* _Input data_:
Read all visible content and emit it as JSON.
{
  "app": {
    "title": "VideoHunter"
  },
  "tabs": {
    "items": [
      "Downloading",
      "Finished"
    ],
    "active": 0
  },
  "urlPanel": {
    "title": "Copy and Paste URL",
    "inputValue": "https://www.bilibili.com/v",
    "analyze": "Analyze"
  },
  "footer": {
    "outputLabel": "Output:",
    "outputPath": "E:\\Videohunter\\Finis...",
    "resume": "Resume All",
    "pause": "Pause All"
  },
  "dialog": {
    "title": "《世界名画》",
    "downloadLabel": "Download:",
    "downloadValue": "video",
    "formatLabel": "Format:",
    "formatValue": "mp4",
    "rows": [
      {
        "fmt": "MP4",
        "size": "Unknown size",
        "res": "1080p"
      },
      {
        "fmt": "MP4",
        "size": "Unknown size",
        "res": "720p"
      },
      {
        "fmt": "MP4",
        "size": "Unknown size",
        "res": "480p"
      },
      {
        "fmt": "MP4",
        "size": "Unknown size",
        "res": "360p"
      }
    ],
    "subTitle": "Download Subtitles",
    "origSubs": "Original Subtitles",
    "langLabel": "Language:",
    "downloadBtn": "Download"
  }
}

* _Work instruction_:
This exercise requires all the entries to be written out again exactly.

* _Answer to the problem_:
Read all visible content and emit it as JSON.
{
  "app": {
    "title": "VideoHunter"
  },
  "tabs": {
    "items": [
      "Downloading",
      "Finished"
    ],
    "active": 0
  },
  "urlPanel": {
    "title": "Copy and Paste URL",
    "inputValue": "https://www.bilibili.com/v",
    "analyze": "Analyze"
  },
  "footer": {
    "outputLabel": "Output:",
    "outputPath": "E:\\Videohunter\\Finis...",
    "resume": "Resume All",
    "pause": "Pause All"
  },
  "dialog": {
    "title": "《世界名画》",
    "downloadLabel": "Download:",
    "downloadValue": "video",
    "formatLabel": "Format:",
    "formatValue": "mp4",
    "rows": [
      {
        "fmt": "MP4",
        "size": "Unknown size",
        "res": "1080p"
      },
      {
        "fmt": "MP4",
        "size": "Unknown size",
        "res": "720p"
      },
      {
        "fmt": "MP4",
        "size": "Unknown size",
        "res": "480p"
      },
      {
        "fmt": "MP4",
        "size": "Unknown size",
        "res": "360p"
      }
    ],
    "subTitle": "Download Subtitles",
    "origSubs": "Original Subtitles",
    "langLabel": "Language:",
    "downloadBtn": "Download"
  }
}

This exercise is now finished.